How Frank Ocean’s Changing the Way Hip-Hop Sees Sexuality


Andrew Younker

“My guy pretty like a girl.”

The opening line to R&B/hip-hop artist Frank Ocean’s latest song, “Chanel,” is one for the ages. Why? Because Frank’s unabashed and honest view of sexuality is becoming one of his best weapons in a genre historically plagued by rampant homophobia. The entire song centers around duality, and what’s more dichotomous than a phrase that compares a man’s beauty to the intrinsic and inherent beauty of women? It’s not only right on the nose, it’s a perfect example of Frank inadvertently making the hip-hop community accept fluid sexuality.

Hip-hop is hard to look back on sometimes. It’s ugly in its misunderstood nature, while still being beautiful in its roots and sincere in every way. There’s no denying that rap has treated homosexuality with harrowing realism and disdain. Genre-defining artists like Eminem and DMX have tracks that are almost entirely devoted to distancing themselves from anything ‘queer.’ Whether it was an “us versus them” mentality or something as simple as misguided hate, hip-hop was not a safe haven for LGBTQ+ music or artists. Even today, with the recent Migos controversy and Quavo’s already notorious quote about making a song with Frank, exempting him from all claims of homophobia, the hypermasculinity reigns supreme— although nowadays, the problem seems to lie more within inadequate education rather than hate.

Frank’s 2016 album Blonde gained the trust of his fans and earned the praise of his critics while exposing his self-described ‘dynamic’ sexuality to all listeners. The album wasn’t gay, it wasn’t bisexual, and it definitely wasn’t straight. On “Siegfried,” Frank distances himself from the ‘traditional’ straight lifestyle. On “Good Guy,” he sings about being taken on a date to a gay bar. But on the same album, “Nikes,” titled after shoes generally adored by the hypermasculine hip-hop community, name-drops an NBA player and features a music video with…quite a few cars. There seems to be a lack of interest from Frank to label himself as anything, mostly because the real beauty lies in the way he loves, not who he loves. That’s why Blonde wasn’t held back or pigeonholed as a ‘gay album.’ It’s an album made by a man who has been in love with other men before, and it’s stunning.

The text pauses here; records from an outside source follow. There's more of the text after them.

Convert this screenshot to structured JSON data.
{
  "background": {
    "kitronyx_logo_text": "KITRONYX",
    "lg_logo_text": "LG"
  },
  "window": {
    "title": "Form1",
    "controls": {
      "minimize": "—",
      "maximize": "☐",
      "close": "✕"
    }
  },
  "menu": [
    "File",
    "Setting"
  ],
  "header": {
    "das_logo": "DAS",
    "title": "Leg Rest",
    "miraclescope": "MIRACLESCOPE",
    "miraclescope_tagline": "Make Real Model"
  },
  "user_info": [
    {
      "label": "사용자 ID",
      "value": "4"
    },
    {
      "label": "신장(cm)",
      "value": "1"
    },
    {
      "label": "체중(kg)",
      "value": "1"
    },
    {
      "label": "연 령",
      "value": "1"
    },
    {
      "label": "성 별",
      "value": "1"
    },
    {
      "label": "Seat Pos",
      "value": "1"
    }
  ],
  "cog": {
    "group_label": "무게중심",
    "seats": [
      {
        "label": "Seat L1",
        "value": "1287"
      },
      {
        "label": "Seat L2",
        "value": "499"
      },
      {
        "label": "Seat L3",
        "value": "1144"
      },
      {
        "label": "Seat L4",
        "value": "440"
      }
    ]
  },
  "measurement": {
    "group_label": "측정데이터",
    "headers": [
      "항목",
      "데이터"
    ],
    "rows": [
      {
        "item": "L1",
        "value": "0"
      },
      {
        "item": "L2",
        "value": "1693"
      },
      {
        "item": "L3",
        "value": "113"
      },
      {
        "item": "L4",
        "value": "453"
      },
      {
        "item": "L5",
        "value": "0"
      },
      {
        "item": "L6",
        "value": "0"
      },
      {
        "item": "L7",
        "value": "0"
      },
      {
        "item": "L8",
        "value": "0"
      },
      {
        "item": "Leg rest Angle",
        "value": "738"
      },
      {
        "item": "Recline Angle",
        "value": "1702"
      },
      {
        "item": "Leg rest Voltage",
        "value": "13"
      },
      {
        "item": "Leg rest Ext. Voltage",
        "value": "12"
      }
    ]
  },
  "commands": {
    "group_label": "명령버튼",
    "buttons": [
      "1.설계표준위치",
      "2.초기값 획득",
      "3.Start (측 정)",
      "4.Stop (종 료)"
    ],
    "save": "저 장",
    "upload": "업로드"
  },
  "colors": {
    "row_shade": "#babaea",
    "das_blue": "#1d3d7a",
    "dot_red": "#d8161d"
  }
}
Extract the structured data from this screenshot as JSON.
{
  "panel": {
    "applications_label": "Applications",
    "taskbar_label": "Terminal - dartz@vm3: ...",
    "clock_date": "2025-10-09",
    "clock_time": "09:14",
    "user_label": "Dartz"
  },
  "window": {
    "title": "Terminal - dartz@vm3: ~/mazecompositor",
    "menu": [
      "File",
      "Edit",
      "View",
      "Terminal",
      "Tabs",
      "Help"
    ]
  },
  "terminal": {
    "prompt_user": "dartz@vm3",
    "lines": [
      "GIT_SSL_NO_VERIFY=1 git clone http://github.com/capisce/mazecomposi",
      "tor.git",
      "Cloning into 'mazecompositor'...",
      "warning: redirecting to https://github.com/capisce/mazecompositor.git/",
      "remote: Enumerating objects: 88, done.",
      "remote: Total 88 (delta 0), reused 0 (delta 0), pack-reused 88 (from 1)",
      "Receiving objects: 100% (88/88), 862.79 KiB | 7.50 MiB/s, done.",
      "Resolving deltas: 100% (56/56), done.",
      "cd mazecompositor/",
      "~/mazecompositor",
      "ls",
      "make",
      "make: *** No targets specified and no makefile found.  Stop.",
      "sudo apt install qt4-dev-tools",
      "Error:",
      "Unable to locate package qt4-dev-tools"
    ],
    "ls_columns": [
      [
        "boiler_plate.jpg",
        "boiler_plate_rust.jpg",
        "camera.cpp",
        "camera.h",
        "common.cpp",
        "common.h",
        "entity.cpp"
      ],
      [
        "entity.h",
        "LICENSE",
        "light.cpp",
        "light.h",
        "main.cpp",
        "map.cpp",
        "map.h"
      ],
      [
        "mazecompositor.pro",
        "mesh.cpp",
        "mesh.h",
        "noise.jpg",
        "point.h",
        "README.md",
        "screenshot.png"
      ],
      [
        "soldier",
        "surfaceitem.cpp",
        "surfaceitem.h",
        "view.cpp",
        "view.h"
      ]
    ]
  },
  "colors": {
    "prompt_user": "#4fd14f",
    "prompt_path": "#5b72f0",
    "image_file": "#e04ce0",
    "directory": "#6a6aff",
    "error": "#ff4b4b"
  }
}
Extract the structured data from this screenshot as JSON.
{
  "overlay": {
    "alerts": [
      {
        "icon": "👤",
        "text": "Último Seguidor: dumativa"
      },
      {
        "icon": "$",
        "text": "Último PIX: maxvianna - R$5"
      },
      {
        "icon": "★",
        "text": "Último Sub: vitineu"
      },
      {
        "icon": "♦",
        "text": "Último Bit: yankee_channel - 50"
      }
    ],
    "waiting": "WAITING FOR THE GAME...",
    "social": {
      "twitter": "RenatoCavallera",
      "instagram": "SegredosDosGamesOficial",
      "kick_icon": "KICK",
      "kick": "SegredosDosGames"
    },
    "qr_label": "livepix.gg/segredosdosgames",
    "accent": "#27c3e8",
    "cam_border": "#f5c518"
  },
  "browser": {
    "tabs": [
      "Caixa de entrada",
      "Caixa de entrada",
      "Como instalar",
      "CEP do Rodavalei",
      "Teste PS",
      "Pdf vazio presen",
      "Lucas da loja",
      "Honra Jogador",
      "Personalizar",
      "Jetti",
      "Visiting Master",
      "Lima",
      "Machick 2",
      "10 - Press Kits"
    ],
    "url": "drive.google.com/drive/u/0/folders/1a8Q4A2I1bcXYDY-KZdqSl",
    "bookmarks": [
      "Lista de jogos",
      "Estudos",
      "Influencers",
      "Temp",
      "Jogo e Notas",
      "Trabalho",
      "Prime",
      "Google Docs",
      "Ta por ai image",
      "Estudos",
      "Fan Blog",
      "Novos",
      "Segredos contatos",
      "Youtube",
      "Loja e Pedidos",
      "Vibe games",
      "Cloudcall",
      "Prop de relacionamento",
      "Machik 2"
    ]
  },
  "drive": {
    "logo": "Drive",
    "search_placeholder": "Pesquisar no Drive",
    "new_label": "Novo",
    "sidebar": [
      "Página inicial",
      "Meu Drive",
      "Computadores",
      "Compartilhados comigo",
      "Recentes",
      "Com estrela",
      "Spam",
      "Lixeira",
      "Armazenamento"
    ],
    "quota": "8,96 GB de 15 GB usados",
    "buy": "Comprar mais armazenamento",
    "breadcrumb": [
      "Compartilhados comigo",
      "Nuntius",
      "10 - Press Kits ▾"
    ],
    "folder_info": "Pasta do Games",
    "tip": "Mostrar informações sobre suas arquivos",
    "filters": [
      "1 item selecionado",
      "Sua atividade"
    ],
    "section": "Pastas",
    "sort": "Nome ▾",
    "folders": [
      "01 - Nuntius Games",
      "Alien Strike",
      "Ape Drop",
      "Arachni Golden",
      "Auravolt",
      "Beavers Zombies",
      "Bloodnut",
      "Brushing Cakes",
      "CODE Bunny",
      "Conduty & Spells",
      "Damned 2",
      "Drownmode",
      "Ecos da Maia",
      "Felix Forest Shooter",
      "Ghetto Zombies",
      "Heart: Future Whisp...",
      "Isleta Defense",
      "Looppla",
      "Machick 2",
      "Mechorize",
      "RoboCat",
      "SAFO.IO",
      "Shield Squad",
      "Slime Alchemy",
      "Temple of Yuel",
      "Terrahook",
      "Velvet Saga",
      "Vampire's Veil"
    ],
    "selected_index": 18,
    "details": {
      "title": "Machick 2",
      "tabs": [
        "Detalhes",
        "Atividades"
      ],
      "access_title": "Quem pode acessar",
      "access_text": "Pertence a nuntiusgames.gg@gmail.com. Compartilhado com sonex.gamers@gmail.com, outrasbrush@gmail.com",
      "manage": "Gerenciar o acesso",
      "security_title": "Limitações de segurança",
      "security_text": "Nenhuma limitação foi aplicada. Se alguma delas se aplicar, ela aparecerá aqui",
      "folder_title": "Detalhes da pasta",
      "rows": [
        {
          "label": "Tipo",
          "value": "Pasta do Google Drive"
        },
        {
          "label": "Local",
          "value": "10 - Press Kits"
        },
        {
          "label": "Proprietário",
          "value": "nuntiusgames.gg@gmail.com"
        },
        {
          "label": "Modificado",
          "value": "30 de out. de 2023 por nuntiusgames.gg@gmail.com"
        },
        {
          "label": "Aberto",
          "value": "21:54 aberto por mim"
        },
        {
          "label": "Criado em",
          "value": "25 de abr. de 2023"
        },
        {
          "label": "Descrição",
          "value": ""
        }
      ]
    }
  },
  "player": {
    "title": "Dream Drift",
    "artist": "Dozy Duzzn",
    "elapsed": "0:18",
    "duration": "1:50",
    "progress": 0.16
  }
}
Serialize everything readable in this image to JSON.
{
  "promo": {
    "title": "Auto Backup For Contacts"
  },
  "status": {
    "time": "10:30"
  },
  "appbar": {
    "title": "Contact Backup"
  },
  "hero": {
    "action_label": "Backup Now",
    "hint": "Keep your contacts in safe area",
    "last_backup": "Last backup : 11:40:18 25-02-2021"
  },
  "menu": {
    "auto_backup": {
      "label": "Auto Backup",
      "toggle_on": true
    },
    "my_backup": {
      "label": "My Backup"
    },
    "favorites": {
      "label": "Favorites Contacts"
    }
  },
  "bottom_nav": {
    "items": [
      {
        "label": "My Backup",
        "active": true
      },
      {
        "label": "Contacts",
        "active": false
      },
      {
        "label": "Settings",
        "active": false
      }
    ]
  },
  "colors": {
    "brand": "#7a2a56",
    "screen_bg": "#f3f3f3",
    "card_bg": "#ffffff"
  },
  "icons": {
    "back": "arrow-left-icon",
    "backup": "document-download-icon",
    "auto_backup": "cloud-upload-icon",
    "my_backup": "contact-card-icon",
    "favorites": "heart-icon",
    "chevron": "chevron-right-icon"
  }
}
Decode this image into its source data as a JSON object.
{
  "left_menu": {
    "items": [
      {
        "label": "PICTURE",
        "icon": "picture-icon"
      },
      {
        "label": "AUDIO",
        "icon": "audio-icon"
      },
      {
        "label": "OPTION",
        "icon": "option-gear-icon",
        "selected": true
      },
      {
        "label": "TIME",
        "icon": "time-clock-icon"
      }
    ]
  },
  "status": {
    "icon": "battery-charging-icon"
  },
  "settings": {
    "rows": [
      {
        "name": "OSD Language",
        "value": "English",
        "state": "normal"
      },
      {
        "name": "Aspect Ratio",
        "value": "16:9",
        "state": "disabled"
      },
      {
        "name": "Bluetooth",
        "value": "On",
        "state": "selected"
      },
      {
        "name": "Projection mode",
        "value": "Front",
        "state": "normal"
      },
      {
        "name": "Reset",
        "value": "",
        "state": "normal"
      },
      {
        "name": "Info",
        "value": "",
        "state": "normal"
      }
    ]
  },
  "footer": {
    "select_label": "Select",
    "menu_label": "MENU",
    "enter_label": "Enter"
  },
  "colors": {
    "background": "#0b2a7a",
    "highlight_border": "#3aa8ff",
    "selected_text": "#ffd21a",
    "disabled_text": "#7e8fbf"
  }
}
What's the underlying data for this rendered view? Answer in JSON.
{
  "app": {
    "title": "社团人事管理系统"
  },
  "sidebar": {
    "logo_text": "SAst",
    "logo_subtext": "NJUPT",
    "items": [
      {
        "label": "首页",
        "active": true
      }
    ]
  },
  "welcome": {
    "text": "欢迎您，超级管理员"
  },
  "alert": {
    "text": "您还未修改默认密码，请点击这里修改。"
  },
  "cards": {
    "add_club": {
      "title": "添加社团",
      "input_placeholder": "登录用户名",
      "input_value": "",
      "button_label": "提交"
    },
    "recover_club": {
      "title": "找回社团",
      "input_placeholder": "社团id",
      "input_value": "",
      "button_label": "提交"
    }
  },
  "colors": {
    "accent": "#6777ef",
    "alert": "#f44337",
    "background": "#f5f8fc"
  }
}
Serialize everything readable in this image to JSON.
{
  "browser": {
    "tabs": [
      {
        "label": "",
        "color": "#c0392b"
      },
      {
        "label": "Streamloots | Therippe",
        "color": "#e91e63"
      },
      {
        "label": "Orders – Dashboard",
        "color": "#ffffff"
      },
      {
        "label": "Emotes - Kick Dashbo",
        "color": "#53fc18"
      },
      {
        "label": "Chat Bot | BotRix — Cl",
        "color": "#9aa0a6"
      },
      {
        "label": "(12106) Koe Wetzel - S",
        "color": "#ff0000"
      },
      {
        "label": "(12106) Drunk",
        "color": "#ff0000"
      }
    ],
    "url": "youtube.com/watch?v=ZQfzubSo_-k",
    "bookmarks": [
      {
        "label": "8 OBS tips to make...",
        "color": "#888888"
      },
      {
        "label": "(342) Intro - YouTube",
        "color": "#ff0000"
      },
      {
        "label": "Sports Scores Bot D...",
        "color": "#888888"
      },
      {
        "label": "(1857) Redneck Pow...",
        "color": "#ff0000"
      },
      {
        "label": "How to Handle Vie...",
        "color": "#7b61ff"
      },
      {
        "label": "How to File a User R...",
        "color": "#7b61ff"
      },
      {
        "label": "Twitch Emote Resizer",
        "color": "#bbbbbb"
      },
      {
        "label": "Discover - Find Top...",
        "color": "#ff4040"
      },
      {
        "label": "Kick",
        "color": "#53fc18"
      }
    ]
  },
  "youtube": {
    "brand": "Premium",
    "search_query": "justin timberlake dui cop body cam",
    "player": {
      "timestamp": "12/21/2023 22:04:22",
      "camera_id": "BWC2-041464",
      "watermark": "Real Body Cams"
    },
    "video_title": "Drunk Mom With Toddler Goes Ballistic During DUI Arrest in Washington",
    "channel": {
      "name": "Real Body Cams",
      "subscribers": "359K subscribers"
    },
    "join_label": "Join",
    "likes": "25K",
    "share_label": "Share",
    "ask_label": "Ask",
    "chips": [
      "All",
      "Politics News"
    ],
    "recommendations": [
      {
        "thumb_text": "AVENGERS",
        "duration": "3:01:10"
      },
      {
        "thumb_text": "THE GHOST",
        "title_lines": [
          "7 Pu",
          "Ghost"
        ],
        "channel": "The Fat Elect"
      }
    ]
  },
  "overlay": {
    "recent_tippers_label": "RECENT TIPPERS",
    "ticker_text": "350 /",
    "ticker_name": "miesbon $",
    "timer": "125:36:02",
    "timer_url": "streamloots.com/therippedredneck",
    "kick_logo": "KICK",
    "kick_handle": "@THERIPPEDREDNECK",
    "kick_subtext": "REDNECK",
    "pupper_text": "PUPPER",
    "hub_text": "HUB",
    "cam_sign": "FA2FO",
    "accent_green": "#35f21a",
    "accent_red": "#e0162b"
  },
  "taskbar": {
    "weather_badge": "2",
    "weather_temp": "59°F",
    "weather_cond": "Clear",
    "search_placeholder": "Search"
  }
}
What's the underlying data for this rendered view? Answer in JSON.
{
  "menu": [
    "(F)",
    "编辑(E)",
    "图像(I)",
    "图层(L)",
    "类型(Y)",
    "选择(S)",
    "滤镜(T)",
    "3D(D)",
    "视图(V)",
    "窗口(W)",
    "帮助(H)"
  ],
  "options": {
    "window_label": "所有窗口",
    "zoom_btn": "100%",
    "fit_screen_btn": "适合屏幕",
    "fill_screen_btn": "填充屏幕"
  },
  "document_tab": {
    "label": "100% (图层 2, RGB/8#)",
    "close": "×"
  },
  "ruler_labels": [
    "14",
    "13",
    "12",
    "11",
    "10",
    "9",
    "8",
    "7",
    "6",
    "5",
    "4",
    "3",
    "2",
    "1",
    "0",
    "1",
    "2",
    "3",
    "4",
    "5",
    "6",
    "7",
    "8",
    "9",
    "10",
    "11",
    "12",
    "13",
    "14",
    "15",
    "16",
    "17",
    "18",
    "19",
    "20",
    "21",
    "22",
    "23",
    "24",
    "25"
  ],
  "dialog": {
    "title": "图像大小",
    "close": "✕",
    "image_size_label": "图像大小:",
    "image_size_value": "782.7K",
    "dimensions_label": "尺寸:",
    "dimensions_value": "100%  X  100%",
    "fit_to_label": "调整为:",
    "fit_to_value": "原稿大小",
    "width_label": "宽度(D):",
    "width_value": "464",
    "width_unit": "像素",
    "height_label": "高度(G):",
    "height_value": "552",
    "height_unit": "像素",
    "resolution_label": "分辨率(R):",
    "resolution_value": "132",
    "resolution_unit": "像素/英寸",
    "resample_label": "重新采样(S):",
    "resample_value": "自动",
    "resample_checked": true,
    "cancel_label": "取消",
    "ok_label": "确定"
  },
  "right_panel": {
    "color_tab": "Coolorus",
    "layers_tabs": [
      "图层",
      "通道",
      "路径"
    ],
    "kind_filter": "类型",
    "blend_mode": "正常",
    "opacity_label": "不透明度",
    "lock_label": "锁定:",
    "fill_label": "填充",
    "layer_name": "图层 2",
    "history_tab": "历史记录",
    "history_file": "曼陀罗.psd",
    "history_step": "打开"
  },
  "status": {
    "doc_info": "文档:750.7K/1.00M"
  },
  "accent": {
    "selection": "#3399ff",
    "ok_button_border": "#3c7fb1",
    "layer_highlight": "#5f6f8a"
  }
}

Point being, Frank Ocean isn’t trying to be a spokesperson for queer hip-hop. He’s making an honest work that is too critical, too touching, too beautiful for the hip-hop community to ignore. And if they accept his work, they have to accept all that comes with it. The uncertainty and longing, the desire and lust, all free from the archaic bounds of categorized sexuality. This isn’t to say that Frank Ocean has single-handedly ended all discrimination against the LGBTQ+ community with a nice voice, a pretty face, and superstar appeal. Rather, he has given the straight world something to chew on. His music has the incredible ability to connect the most unlikely groups of people, fostering acceptance and commiseration between those who feel touched by his work and those who feel molded by it. Frank Ocean is a voice for the misunderstood by the world’s antiquated lens on sexuality, and he deserves every bit of praise he gets.

Watch the official “Nikes” music video here